Content starts

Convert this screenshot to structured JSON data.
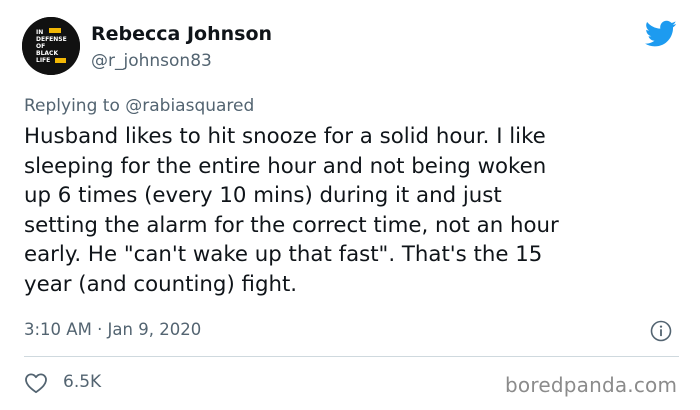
{
  "author": {
    "name": "Rebecca Johnson",
    "handle": "@r_johnson83",
    "avatar_text": [
      "IN",
      "DEFENSE",
      "OF",
      "BLACK",
      "LIFE"
    ]
  },
  "reply": {
    "prefix": "Replying to",
    "mention": "@rabiasquared"
  },
  "tweet": {
    "lines": [
      "Husband likes to hit snooze for a solid hour. I like",
      "sleeping for the entire hour and not being woken",
      "up 6 times (every 10 mins) during it and just",
      "setting the alarm for the correct time, not an hour",
      "early. He \"can't wake up that fast\". That's the 15",
      "year (and counting) fight."
    ],
    "timestamp": "3:10 AM · Jan 9, 2020"
  },
  "stats": {
    "likes": "6.5K"
  },
  "watermark": "boredpanda.com",
  "icons": {
    "brand": "twitter-bird-icon",
    "info": "info-icon",
    "like": "heart-icon"
  },
  "colors": {
    "brand_blue": "#1d9bf0",
    "text_primary": "#0f1419",
    "text_secondary": "#536471",
    "divider": "#cfd9de",
    "avatar_accent": "#f2b705"
  }
}
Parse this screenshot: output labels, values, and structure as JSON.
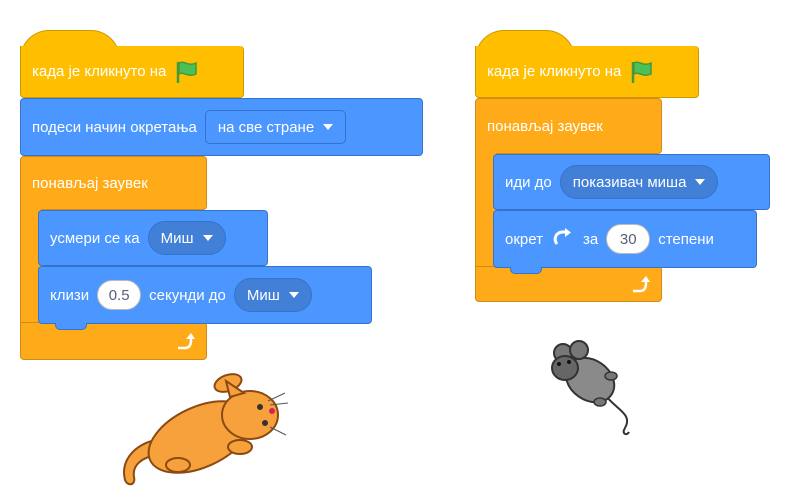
{
  "left_script": {
    "when_flag": "када је кликнуто на",
    "rotation_label": "подеси начин окретања",
    "rotation_value": "на све стране",
    "forever_label": "понављај заувек",
    "point_label": "усмери се ка",
    "point_value": "Миш",
    "glide_label": "клизи",
    "glide_seconds": "0.5",
    "glide_mid": "секунди до",
    "glide_target": "Миш"
  },
  "right_script": {
    "when_flag": "када је кликнуто на",
    "forever_label": "понављај заувек",
    "goto_label": "иди до",
    "goto_value": "показивач миша",
    "turn_label": "окрет",
    "turn_mid": "за",
    "turn_degrees": "30",
    "turn_unit": "степени"
  },
  "colors": {
    "events": "#FFBF00",
    "motion": "#4C97FF",
    "control": "#FFAB19"
  },
  "icons": [
    "green-flag-icon",
    "repeat-arrow-icon",
    "rotate-right-icon",
    "cat-sprite",
    "mouse-sprite"
  ]
}
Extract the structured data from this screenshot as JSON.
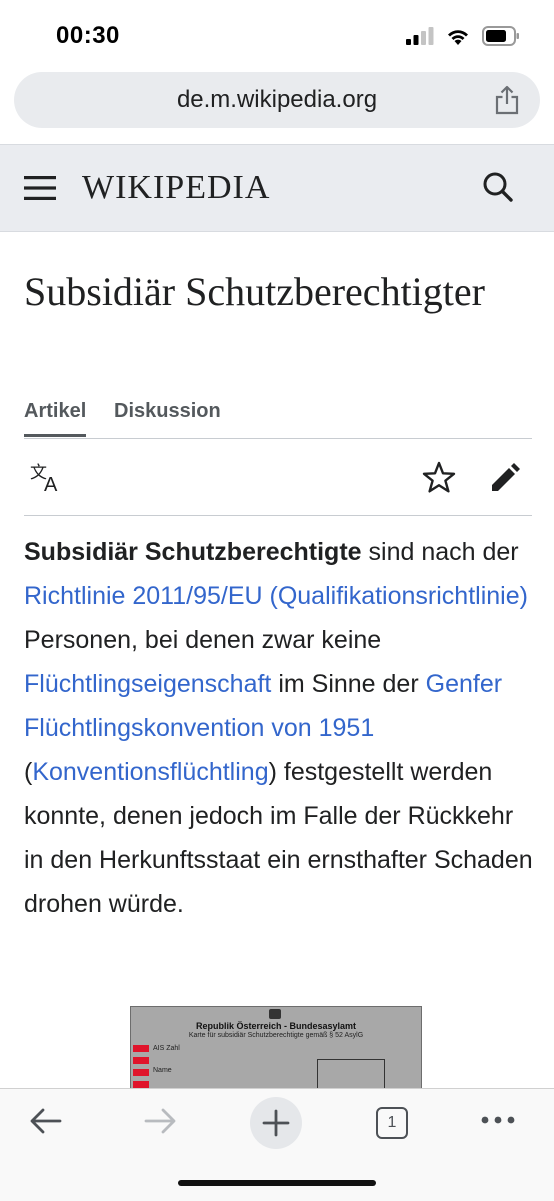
{
  "status": {
    "time": "00:30"
  },
  "browser": {
    "url": "de.m.wikipedia.org",
    "tab_count": "1"
  },
  "header": {
    "logo": "WIKIPEDIA"
  },
  "article": {
    "title": "Subsidiär Schutzberechtigter",
    "tabs": [
      {
        "label": "Artikel",
        "active": true
      },
      {
        "label": "Diskussion",
        "active": false
      }
    ],
    "paragraph": [
      {
        "type": "bold",
        "text": "Subsidiär Schutzberechtigte"
      },
      {
        "type": "text",
        "text": " sind nach der "
      },
      {
        "type": "link",
        "text": "Richtlinie 2011/95/EU (Qualifikationsrichtlinie)"
      },
      {
        "type": "text",
        "text": " Personen, bei denen zwar keine "
      },
      {
        "type": "link",
        "text": "Flüchtlingseigenschaft"
      },
      {
        "type": "text",
        "text": " im Sinne der "
      },
      {
        "type": "link",
        "text": "Genfer Flüchtlingskonvention von 1951"
      },
      {
        "type": "text",
        "text": " ("
      },
      {
        "type": "link",
        "text": "Konventionsflüchtling"
      },
      {
        "type": "text",
        "text": ") festgestellt werden konnte, denen jedoch im Falle der Rückkehr in den Herkunftsstaat ein ernsthafter Schaden drohen würde."
      }
    ],
    "figure": {
      "heading": "Republik Österreich - Bundesasylamt",
      "subheading": "Karte für subsidiär Schutzberechtigte gemäß § 52 AsylG",
      "field_labels": [
        "AIS Zahl",
        "Name"
      ]
    }
  },
  "colors": {
    "link": "#3366cc",
    "header_bg": "#eaecf0",
    "text": "#202122"
  },
  "icons": [
    "signal-icon",
    "wifi-icon",
    "battery-icon",
    "share-icon",
    "menu-icon",
    "search-icon",
    "language-icon",
    "star-icon",
    "edit-icon",
    "back-icon",
    "forward-icon",
    "new-tab-icon",
    "tabs-icon",
    "more-icon"
  ]
}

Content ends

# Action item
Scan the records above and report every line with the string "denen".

# Solution for this task
        "text": " Personen, bei denen zwar keine "
        "text": ") festgestellt werden konnte, denen jedoch im Falle der Rückkehr in den Herkunftsstaat ein ernsthafter Schaden drohen würde."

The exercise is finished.